### EXERCISE
Copy out every entry that follows, without a single picture.
(TASK DATA begins)
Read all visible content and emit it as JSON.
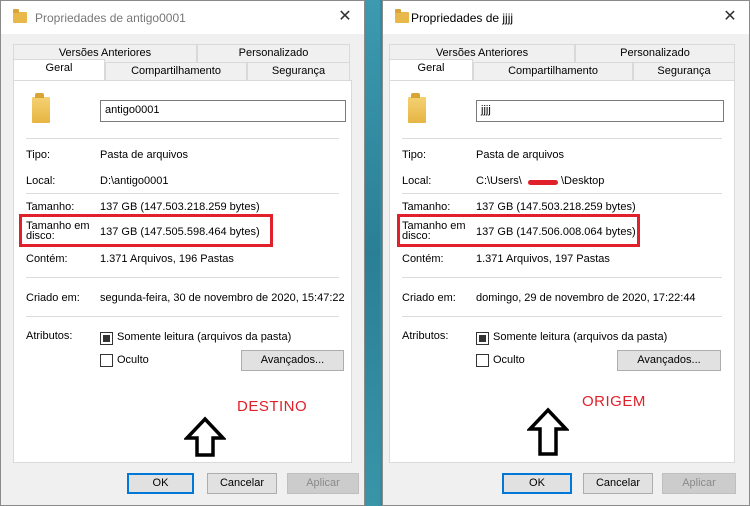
{
  "left": {
    "title": "Propriedades de antigo0001",
    "tabs": {
      "versoes": "Versões Anteriores",
      "personalizado": "Personalizado",
      "geral": "Geral",
      "compartilhamento": "Compartilhamento",
      "seguranca": "Segurança"
    },
    "name": "antigo0001",
    "fields": {
      "tipo_label": "Tipo:",
      "tipo_val": "Pasta de arquivos",
      "local_label": "Local:",
      "local_val": "D:\\antigo0001",
      "tamanho_label": "Tamanho:",
      "tamanho_val": "137 GB (147.503.218.259 bytes)",
      "disco_label_1": "Tamanho em",
      "disco_label_2": "disco:",
      "disco_val": "137 GB (147.505.598.464 bytes)",
      "contem_label": "Contém:",
      "contem_val": "1.371 Arquivos, 196 Pastas",
      "criado_label": "Criado em:",
      "criado_val": "segunda-feira, 30 de novembro de 2020, 15:47:22",
      "atributos_label": "Atributos:"
    },
    "attrs": {
      "somente_leitura": "Somente leitura (arquivos da pasta)",
      "oculto": "Oculto",
      "avancados": "Avançados..."
    },
    "annotation": "DESTINO",
    "buttons": {
      "ok": "OK",
      "cancel": "Cancelar",
      "apply": "Aplicar"
    }
  },
  "right": {
    "title": "Propriedades de jjjj",
    "tabs": {
      "versoes": "Versões Anteriores",
      "personalizado": "Personalizado",
      "geral": "Geral",
      "compartilhamento": "Compartilhamento",
      "seguranca": "Segurança"
    },
    "name": "jjjj",
    "fields": {
      "tipo_label": "Tipo:",
      "tipo_val": "Pasta de arquivos",
      "local_label": "Local:",
      "local_val_a": "C:\\Users\\",
      "local_val_b": "\\Desktop",
      "tamanho_label": "Tamanho:",
      "tamanho_val": "137 GB (147.503.218.259 bytes)",
      "disco_label_1": "Tamanho em",
      "disco_label_2": "disco:",
      "disco_val": "137 GB (147.506.008.064 bytes)",
      "contem_label": "Contém:",
      "contem_val": "1.371 Arquivos, 197 Pastas",
      "criado_label": "Criado em:",
      "criado_val": "domingo, 29 de novembro de 2020, 17:22:44",
      "atributos_label": "Atributos:"
    },
    "attrs": {
      "somente_leitura": "Somente leitura (arquivos da pasta)",
      "oculto": "Oculto",
      "avancados": "Avançados..."
    },
    "annotation": "ORIGEM",
    "buttons": {
      "ok": "OK",
      "cancel": "Cancelar",
      "apply": "Aplicar"
    }
  },
  "colors": {
    "annotation_red": "#e0202a",
    "default_button_border": "#0078d7"
  },
  "icons": [
    "folder-icon",
    "close-icon",
    "up-arrow-icon"
  ]
}
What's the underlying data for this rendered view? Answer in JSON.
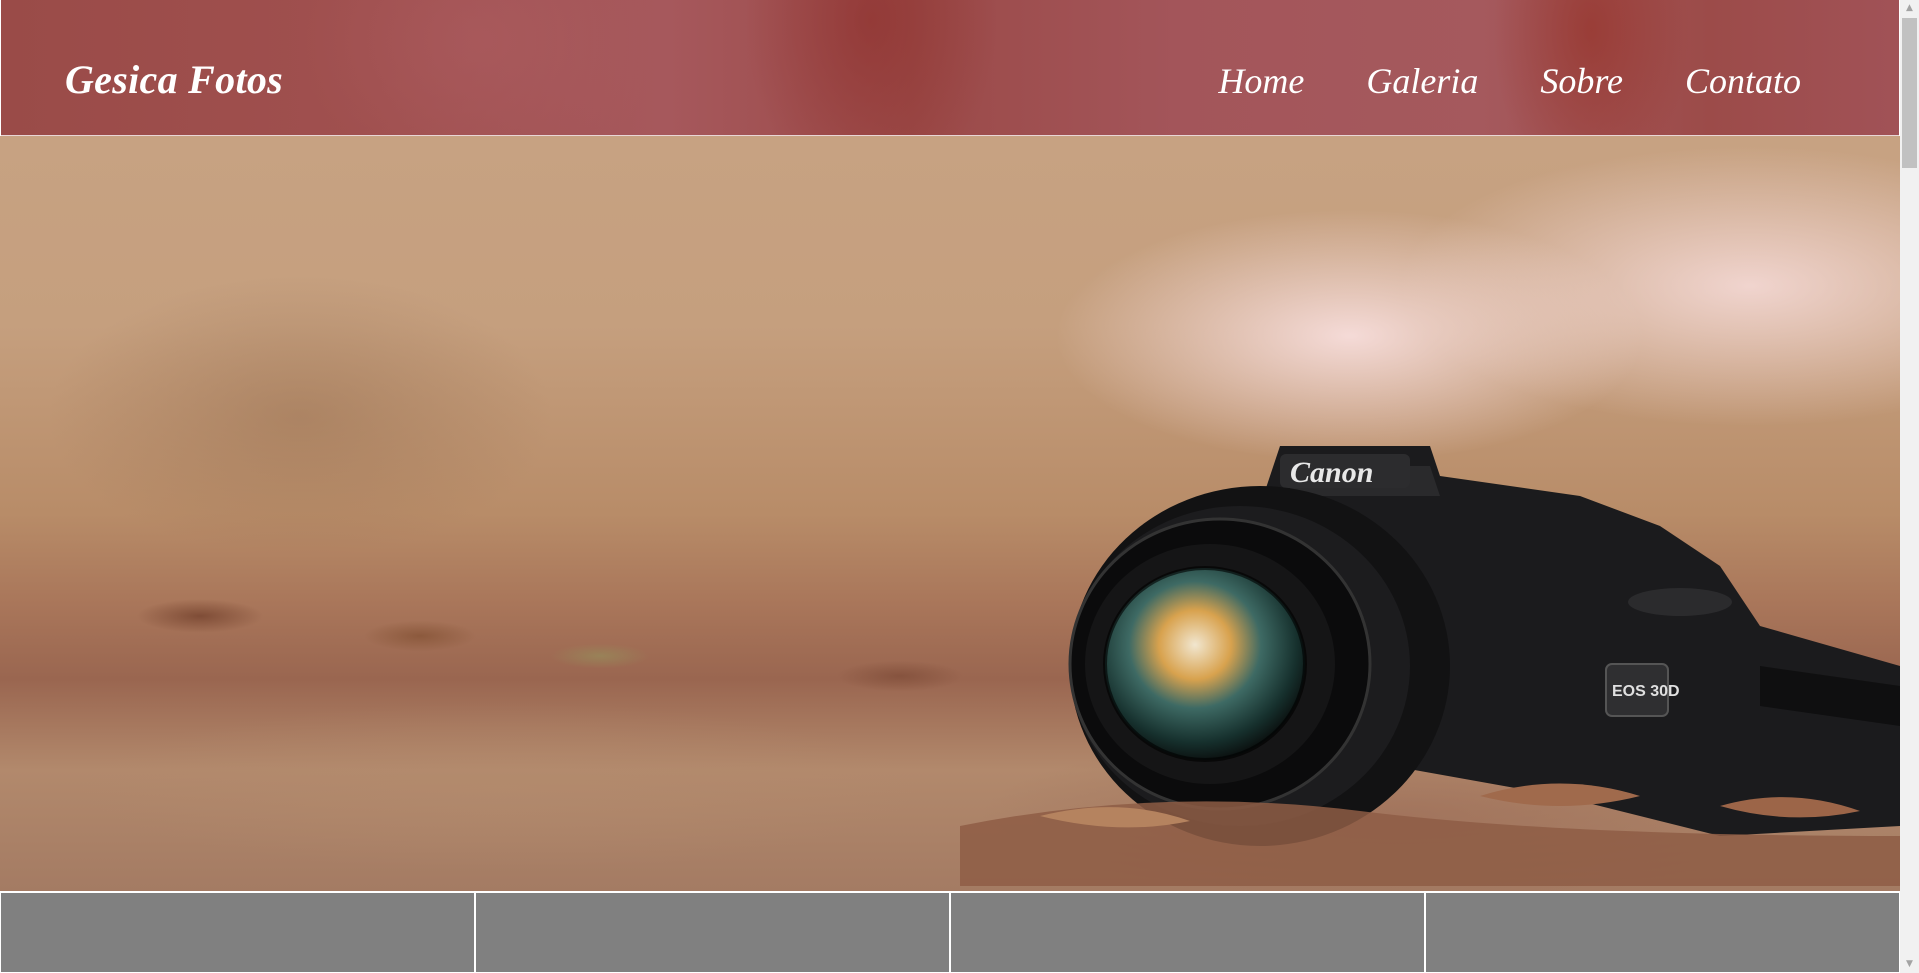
{
  "header": {
    "brand": "Gesica Fotos",
    "nav": [
      {
        "label": "Home"
      },
      {
        "label": "Galeria"
      },
      {
        "label": "Sobre"
      },
      {
        "label": "Contato"
      }
    ]
  },
  "hero": {
    "image": "camera-on-autumn-leaves",
    "camera_brand": "Canon",
    "camera_model": "EOS 30D"
  },
  "thumbnails": [
    {
      "name": "thumb-1"
    },
    {
      "name": "thumb-2"
    },
    {
      "name": "thumb-3"
    },
    {
      "name": "thumb-4"
    }
  ],
  "colors": {
    "header_bg": "#a0504f",
    "nav_text": "#ffffff",
    "thumb_bg": "#808080",
    "scrollbar_track": "#f1f1f1",
    "scrollbar_thumb": "#c1c1c1"
  },
  "scrollbar": {
    "up_icon": "▲",
    "down_icon": "▼"
  }
}
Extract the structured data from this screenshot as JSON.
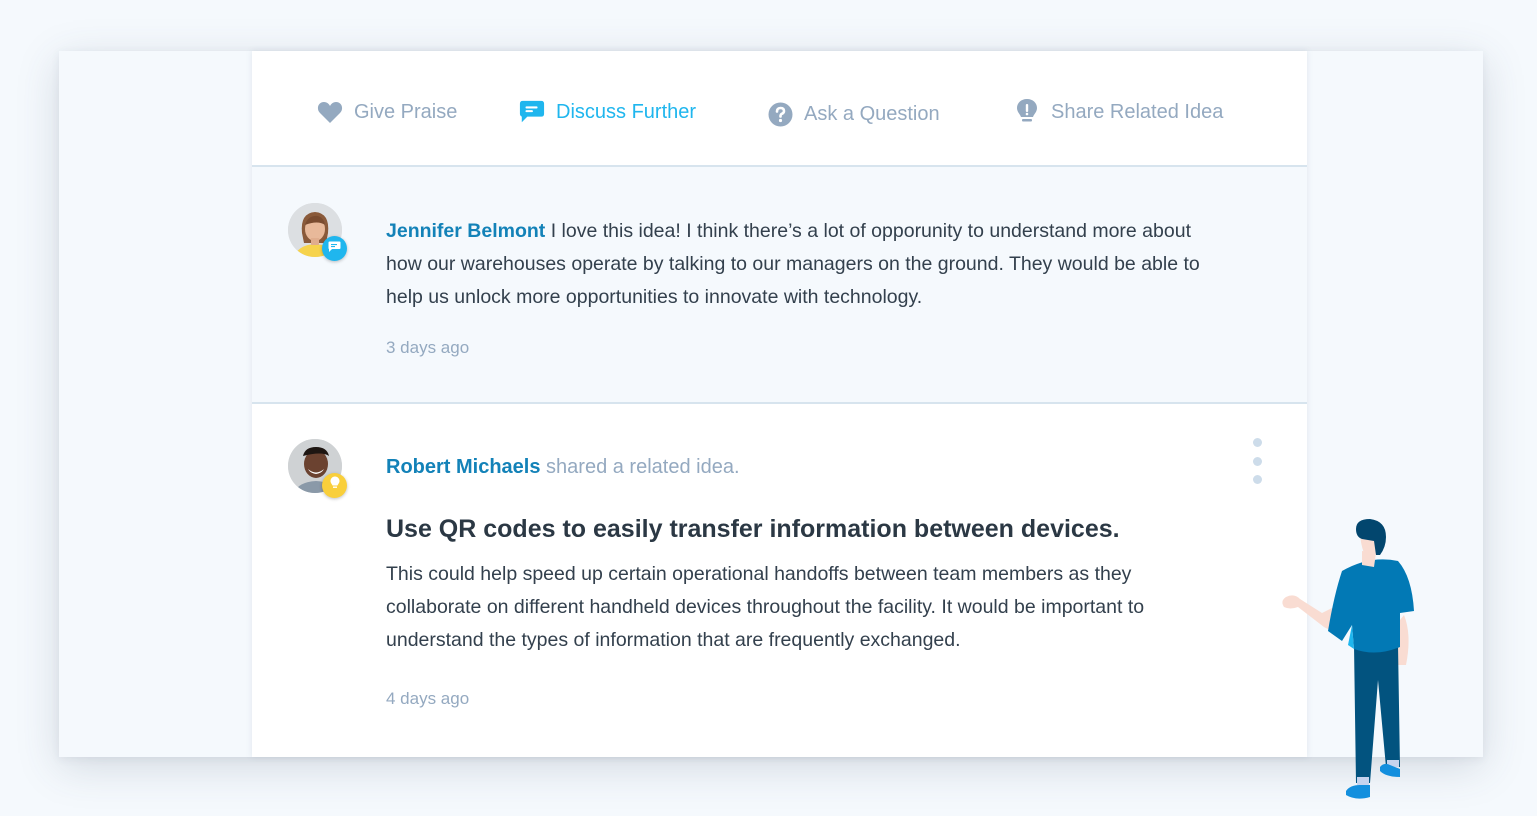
{
  "actions": [
    {
      "label": "Give Praise",
      "icon": "heart-icon",
      "active": false
    },
    {
      "label": "Discuss Further",
      "icon": "chat-bubble-icon",
      "active": true
    },
    {
      "label": "Ask a Question",
      "icon": "question-circle-icon",
      "active": false
    },
    {
      "label": "Share Related Idea",
      "icon": "lightbulb-icon",
      "active": false
    }
  ],
  "comments": [
    {
      "author": "Jennifer Belmont",
      "text": " I love this idea! I think there’s a lot of opporunity to understand more about how our warehouses operate by talking to our managers on the ground. They would be able to help us unlock more opportunities to innovate with technology.",
      "badge_icon": "chat-bubble-icon",
      "time": "3 days ago"
    },
    {
      "author": "Robert Michaels",
      "action_text": " shared a related idea.",
      "badge_icon": "lightbulb-icon",
      "idea_title": "Use QR codes to easily transfer information between devices.",
      "text": "This could help speed up certain operational handoffs between team members as they collaborate on different handheld devices throughout the facility. It would be important to understand the types of information that are frequently exchanged.",
      "time": "4 days ago"
    }
  ],
  "colors": {
    "accent": "#1fb6ee",
    "author": "#1382b8",
    "muted": "#94a9c0",
    "idea_badge": "#f9cf3b",
    "background": "#f5f9fd"
  }
}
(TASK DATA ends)
### SOLUTION
Read all visible content and emit it as JSON.
{
  "left": {
    "title": "Propriedades de antigo0001",
    "tabs": {
      "versoes": "Versões Anteriores",
      "personalizado": "Personalizado",
      "geral": "Geral",
      "compartilhamento": "Compartilhamento",
      "seguranca": "Segurança"
    },
    "name": "antigo0001",
    "fields": {
      "tipo_label": "Tipo:",
      "tipo_val": "Pasta de arquivos",
      "local_label": "Local:",
      "local_val": "D:\\antigo0001",
      "tamanho_label": "Tamanho:",
      "tamanho_val": "137 GB (147.503.218.259 bytes)",
      "disco_label_1": "Tamanho em",
      "disco_label_2": "disco:",
      "disco_val": "137 GB (147.505.598.464 bytes)",
      "contem_label": "Contém:",
      "contem_val": "1.371 Arquivos, 196 Pastas",
      "criado_label": "Criado em:",
      "criado_val": "segunda-feira, 30 de novembro de 2020, 15:47:22",
      "atributos_label": "Atributos:"
    },
    "attrs": {
      "somente_leitura": "Somente leitura (arquivos da pasta)",
      "oculto": "Oculto",
      "avancados": "Avançados..."
    },
    "annotation": "DESTINO",
    "buttons": {
      "ok": "OK",
      "cancel": "Cancelar",
      "apply": "Aplicar"
    }
  },
  "right": {
    "title": "Propriedades de jjjj",
    "tabs": {
      "versoes": "Versões Anteriores",
      "personalizado": "Personalizado",
      "geral": "Geral",
      "compartilhamento": "Compartilhamento",
      "seguranca": "Segurança"
    },
    "name": "jjjj",
    "fields": {
      "tipo_label": "Tipo:",
      "tipo_val": "Pasta de arquivos",
      "local_label": "Local:",
      "local_val_a": "C:\\Users\\",
      "local_val_b": "\\Desktop",
      "tamanho_label": "Tamanho:",
      "tamanho_val": "137 GB (147.503.218.259 bytes)",
      "disco_label_1": "Tamanho em",
      "disco_label_2": "disco:",
      "disco_val": "137 GB (147.506.008.064 bytes)",
      "contem_label": "Contém:",
      "contem_val": "1.371 Arquivos, 197 Pastas",
      "criado_label": "Criado em:",
      "criado_val": "domingo, 29 de novembro de 2020, 17:22:44",
      "atributos_label": "Atributos:"
    },
    "attrs": {
      "somente_leitura": "Somente leitura (arquivos da pasta)",
      "oculto": "Oculto",
      "avancados": "Avançados..."
    },
    "annotation": "ORIGEM",
    "buttons": {
      "ok": "OK",
      "cancel": "Cancelar",
      "apply": "Aplicar"
    }
  },
  "colors": {
    "annotation_red": "#e0202a",
    "default_button_border": "#0078d7"
  },
  "icons": [
    "folder-icon",
    "close-icon",
    "up-arrow-icon"
  ]
}
What's the underlying data for this rendered view? Answer in JSON.
{
  "header": {
    "brand": "Gesica Fotos",
    "nav": [
      {
        "label": "Home"
      },
      {
        "label": "Galeria"
      },
      {
        "label": "Sobre"
      },
      {
        "label": "Contato"
      }
    ]
  },
  "hero": {
    "image": "camera-on-autumn-leaves",
    "camera_brand": "Canon",
    "camera_model": "EOS 30D"
  },
  "thumbnails": [
    {
      "name": "thumb-1"
    },
    {
      "name": "thumb-2"
    },
    {
      "name": "thumb-3"
    },
    {
      "name": "thumb-4"
    }
  ],
  "colors": {
    "header_bg": "#a0504f",
    "nav_text": "#ffffff",
    "thumb_bg": "#808080",
    "scrollbar_track": "#f1f1f1",
    "scrollbar_thumb": "#c1c1c1"
  },
  "scrollbar": {
    "up_icon": "▲",
    "down_icon": "▼"
  }
}
Extract the structured data from this screenshot as JSON.
{
  "actions": [
    {
      "label": "Give Praise",
      "icon": "heart-icon",
      "active": false
    },
    {
      "label": "Discuss Further",
      "icon": "chat-bubble-icon",
      "active": true
    },
    {
      "label": "Ask a Question",
      "icon": "question-circle-icon",
      "active": false
    },
    {
      "label": "Share Related Idea",
      "icon": "lightbulb-icon",
      "active": false
    }
  ],
  "comments": [
    {
      "author": "Jennifer Belmont",
      "text": " I love this idea! I think there’s a lot of opporunity to understand more about how our warehouses operate by talking to our managers on the ground. They would be able to help us unlock more opportunities to innovate with technology.",
      "badge_icon": "chat-bubble-icon",
      "time": "3 days ago"
    },
    {
      "author": "Robert Michaels",
      "action_text": " shared a related idea.",
      "badge_icon": "lightbulb-icon",
      "idea_title": "Use QR codes to easily transfer information between devices.",
      "text": "This could help speed up certain operational handoffs between team members as they collaborate on different handheld devices throughout the facility. It would be important to understand the types of information that are frequently exchanged.",
      "time": "4 days ago"
    }
  ],
  "colors": {
    "accent": "#1fb6ee",
    "author": "#1382b8",
    "muted": "#94a9c0",
    "idea_badge": "#f9cf3b",
    "background": "#f5f9fd"
  }
}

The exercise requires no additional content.